Investors will spend 24% less time looking at pitch floors in 2022 than in 2021, and you have less than three minutes on average to convince them to book a meeting with you. In fact, for those Failed. Investors leave in 2 minutes and 13 seconds to raise funds. That’s not a lot of time to make a first impression, so you have to make it count.
It’s rare that I get to talk to someone who is as big a pitch deck nerd as I am, but when I finally got around to being a research lead at Docsend, how could I not? We’ll dive into what the data tells us about what makes a successful pitch deck, and the indicators of what works well.
The biggest changing trend in how investors view the plasma floor is that investors spend more time on slides in general, but where Time is changing.
“We know that investors are spending less and less time on the pitch deck this year. That’s not necessarily surprising: the number of pitch decks shipped is up, and the time spent on ships is very low,” said Justin Izzo, head of research at Docksend. We know that model classes are what investors like to support, especially for early-stage companies. But investors have halved the time they spend on these classes at the pre-seed stage. Investors are still researching these classes, but they’re doing it faster than ever. So founders need to be more in-depth about their business. They should think, but communicate briefly.
One of the biggest shifts is that investors are spending a lot more time on what DocSend describes as the objective of the launch slide — the “why you’re doing this” part of the story.
“Founders need to think deeply about their business, but they need to communicate it succinctly,” laughs Izzo, “I like to call it the ‘compelling brief.’ It’s not easy to do, mind you, but it’s what founders should strive for.
The third longest visible section is the company’s purpose section (after the product and business model sections), but Izzo points out that this section is usually just a very small slide deck section, usually one or two slides up the deck.
“Usually it’s a one-sentence, abstract, balanced statement that describes what the company is. We usually see it at the front of the ship, usually on the entrance slide. “When I started looking at our latest database, what was shocking to me was that there was a drop in viewing time over the last two years,” Izzo says. “This year, it really took off, and investors can use this segment as a kind of gatekeeper. You want to know at a glance if this company has a reason to exist before going through the rest of the deck.
This is very reasonable; A business purpose statement is often phrased like “Venmo for fundraising” or “Human-centered AI for customer experiences” or “Issue tracking SaaS for physical product developers.” Incidentally, those are all real examples from our Pitch Deck Teardown series. The great thing is that investors can use those statements to see if the investment fits their investment thesis.
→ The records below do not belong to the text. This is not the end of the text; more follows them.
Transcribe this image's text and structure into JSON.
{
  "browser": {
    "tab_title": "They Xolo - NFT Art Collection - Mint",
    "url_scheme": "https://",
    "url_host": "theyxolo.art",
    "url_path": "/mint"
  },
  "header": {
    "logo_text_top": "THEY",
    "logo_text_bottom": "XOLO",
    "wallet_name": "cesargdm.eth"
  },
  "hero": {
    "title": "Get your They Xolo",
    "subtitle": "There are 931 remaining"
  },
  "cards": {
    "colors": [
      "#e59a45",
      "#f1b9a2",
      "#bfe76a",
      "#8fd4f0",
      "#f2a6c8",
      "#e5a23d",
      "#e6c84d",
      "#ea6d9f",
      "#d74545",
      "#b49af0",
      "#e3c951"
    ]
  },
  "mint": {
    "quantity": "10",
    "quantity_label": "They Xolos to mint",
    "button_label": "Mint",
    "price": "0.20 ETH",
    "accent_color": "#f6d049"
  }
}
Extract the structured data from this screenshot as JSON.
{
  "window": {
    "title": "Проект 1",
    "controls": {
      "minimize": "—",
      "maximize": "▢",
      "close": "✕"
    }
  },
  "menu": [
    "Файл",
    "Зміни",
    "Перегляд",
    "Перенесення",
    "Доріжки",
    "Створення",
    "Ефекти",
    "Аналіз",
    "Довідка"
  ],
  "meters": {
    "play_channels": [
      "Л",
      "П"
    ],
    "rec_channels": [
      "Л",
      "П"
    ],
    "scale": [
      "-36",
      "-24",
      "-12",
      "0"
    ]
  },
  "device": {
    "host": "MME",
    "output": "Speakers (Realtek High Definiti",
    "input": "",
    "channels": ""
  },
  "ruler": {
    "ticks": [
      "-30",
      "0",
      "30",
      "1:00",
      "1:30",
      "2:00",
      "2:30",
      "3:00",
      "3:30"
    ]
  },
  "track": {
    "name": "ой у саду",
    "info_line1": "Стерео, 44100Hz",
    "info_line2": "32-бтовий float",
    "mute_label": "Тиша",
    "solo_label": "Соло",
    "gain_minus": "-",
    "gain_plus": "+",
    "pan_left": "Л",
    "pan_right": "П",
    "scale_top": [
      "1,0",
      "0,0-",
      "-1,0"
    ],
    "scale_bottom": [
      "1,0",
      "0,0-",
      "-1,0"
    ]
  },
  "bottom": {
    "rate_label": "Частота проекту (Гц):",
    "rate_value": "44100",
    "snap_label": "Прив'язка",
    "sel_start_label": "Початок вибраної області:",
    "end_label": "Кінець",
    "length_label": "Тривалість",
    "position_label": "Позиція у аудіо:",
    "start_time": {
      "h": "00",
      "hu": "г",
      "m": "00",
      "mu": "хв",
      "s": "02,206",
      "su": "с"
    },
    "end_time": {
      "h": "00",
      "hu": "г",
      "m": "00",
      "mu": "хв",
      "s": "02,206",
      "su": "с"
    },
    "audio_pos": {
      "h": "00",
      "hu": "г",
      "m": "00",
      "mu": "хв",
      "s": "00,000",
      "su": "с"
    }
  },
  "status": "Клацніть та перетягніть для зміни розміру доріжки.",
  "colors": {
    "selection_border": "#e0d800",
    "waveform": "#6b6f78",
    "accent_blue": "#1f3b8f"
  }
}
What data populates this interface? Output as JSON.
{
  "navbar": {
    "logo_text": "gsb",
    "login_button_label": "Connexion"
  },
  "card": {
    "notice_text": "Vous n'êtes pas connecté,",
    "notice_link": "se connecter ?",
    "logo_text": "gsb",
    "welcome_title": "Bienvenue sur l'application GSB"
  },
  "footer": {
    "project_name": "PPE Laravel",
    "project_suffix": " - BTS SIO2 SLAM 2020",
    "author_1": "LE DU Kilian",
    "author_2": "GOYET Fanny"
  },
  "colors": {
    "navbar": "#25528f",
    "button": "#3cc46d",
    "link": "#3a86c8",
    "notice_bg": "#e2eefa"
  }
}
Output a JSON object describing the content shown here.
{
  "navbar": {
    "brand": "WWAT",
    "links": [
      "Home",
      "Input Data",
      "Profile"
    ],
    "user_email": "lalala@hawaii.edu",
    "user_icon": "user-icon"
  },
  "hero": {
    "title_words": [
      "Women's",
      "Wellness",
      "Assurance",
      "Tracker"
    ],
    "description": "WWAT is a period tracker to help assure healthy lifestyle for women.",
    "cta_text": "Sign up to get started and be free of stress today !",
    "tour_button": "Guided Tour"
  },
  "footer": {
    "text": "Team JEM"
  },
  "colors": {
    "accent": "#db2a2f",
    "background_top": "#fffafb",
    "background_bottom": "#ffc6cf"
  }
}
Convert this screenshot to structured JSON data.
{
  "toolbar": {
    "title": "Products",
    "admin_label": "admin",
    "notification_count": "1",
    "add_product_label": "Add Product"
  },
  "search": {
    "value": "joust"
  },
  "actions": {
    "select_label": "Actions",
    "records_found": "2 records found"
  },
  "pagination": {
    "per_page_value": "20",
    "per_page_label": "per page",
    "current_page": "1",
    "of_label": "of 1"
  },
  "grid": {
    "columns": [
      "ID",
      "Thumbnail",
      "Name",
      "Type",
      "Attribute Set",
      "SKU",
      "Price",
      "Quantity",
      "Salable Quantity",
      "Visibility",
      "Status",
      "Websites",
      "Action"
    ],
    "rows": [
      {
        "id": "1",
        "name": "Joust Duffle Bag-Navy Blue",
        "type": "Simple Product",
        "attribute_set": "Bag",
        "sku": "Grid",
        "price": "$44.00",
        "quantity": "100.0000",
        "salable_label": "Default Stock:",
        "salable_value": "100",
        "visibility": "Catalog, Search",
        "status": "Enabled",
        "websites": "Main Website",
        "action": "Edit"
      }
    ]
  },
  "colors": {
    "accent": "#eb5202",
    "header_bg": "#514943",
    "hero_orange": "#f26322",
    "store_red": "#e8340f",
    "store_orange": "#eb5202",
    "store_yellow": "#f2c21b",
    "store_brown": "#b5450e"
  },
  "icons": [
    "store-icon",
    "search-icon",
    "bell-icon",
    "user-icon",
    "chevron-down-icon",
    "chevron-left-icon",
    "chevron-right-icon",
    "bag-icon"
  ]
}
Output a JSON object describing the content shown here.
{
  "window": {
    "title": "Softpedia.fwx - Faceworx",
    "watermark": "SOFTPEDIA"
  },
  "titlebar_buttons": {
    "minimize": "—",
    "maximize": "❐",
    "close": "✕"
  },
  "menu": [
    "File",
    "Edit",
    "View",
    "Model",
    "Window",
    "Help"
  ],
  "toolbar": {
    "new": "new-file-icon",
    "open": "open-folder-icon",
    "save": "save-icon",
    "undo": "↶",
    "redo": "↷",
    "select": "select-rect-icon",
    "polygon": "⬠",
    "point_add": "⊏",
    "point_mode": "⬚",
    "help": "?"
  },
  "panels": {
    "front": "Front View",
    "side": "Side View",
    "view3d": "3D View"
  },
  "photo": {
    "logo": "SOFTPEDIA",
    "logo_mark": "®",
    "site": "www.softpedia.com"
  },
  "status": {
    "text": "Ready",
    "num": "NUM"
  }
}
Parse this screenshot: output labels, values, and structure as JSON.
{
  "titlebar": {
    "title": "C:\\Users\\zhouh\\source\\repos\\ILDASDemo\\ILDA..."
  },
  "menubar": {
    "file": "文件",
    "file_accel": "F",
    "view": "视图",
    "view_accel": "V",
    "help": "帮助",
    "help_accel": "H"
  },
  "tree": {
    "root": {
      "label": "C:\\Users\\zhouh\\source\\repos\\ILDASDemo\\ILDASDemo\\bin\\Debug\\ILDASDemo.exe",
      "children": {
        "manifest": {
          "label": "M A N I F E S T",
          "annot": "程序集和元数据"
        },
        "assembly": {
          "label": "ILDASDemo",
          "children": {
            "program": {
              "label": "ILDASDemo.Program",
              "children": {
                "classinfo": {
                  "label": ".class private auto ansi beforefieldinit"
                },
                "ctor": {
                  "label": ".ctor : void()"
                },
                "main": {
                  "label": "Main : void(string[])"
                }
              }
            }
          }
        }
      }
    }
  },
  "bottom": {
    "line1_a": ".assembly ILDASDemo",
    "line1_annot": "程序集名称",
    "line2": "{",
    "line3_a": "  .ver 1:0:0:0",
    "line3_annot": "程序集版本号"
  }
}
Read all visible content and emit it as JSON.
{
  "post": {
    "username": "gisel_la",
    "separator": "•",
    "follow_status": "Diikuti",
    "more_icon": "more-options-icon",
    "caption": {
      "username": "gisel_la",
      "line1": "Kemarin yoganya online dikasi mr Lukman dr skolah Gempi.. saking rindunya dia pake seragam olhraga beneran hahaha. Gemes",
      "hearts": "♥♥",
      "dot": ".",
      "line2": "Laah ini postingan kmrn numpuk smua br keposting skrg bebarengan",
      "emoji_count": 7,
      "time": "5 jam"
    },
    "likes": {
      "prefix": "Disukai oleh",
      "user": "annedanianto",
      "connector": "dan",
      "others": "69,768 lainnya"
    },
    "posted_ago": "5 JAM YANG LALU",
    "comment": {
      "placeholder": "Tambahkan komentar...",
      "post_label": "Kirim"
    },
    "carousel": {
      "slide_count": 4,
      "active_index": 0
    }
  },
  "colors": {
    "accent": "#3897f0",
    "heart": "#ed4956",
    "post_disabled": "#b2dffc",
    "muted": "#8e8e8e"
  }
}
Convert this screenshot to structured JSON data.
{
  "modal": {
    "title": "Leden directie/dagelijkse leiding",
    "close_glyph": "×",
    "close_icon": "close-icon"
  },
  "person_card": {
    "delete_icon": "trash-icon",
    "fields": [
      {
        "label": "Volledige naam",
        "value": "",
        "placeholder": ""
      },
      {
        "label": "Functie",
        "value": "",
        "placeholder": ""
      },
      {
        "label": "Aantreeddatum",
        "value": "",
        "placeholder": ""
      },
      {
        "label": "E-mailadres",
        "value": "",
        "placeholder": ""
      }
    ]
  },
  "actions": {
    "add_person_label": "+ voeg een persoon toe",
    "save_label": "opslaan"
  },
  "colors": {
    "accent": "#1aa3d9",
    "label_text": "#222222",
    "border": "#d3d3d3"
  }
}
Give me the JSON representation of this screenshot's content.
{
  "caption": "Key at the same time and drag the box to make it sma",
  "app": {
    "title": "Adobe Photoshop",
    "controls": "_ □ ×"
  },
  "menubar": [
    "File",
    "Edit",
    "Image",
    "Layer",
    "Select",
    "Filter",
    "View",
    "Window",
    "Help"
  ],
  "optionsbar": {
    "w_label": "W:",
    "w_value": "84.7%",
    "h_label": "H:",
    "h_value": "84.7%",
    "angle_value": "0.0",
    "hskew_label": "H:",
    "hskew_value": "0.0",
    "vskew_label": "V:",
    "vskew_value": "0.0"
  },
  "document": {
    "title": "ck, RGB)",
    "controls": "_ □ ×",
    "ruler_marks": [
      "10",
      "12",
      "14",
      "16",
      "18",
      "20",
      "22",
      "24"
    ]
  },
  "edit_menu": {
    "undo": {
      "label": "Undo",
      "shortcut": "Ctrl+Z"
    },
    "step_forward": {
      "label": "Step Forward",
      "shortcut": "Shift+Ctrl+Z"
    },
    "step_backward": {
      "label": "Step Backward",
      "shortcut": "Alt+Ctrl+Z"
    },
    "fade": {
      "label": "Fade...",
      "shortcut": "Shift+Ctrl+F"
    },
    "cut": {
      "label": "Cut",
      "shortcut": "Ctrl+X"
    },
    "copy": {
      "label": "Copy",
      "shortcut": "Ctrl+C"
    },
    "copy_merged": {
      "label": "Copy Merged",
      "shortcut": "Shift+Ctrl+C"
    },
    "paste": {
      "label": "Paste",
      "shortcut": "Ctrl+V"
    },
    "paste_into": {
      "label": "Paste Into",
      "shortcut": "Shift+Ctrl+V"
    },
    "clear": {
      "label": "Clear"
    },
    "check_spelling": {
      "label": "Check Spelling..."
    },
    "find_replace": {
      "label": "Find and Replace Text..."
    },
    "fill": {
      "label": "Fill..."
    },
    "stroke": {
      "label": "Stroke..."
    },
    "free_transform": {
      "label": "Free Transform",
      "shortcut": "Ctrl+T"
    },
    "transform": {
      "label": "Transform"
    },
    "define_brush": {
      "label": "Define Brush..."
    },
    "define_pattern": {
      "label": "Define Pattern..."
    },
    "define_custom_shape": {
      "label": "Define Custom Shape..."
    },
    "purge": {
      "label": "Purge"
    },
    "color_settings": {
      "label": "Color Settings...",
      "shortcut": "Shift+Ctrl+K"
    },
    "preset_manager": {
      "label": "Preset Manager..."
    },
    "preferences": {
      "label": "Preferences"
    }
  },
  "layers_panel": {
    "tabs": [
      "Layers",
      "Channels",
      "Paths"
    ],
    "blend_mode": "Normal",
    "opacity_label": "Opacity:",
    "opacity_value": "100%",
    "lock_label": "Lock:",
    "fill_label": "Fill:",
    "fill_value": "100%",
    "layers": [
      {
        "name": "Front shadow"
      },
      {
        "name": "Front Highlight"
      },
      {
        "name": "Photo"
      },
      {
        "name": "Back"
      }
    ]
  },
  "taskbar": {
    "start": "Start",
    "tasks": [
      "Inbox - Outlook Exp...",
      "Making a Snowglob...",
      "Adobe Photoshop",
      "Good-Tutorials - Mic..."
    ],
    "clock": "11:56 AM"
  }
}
If you don’t invest in SaaS, or don’t care about fintech, or can’t give a damn about customer support – this will be a very quick filter to say “no” to a startup team without needing anything. Go deeper on product, group or market size.
“It’s about founders being able to communicate a vision and a unique character but also what their company does in a compelling way. Because if you can do that, you know, you’re hooking investors, you’re showing them that this thesis is a good fit, and that primes investors to, you know, prime them to read the rest of their story,” Izzo says. “And you know, it’s hard to do that in a sentence, a sentence and a half or something like that. But we’re seeing it as very important for early stage founders.”
Slides on successful and unsuccessful ships
The DocSend team analyzed 320 decks and looked at which slides were in each. The only drifter in 100% decks, both successful and unsuccessful, was Team, but from there things start to fluctuate a bit.
The most interesting difference between successful and unsuccessful tiles is the missing slides; I was surprised that a quarter of the startup fleets had financials (trust me on this, you really need an operating plan), but I wasn’t surprised that none of the falling classes had financials.
Another big difference is the competition slides; All decks should have a comprehensive view that covers the competitive landscape.
“The first thing to go off is usually the competitive slide. Founders often don’t think to include it, or when they do, they use it as an indication that there’s no competition,” laughs Izzo. “I always tell them to include some kind of analysis of other players on the field, but you define that field.”
The Docsend team created a Fundraising Playbook and Fundraising Report to inform you how to view the fundraising process by comparing the shift from 2021 to 2022.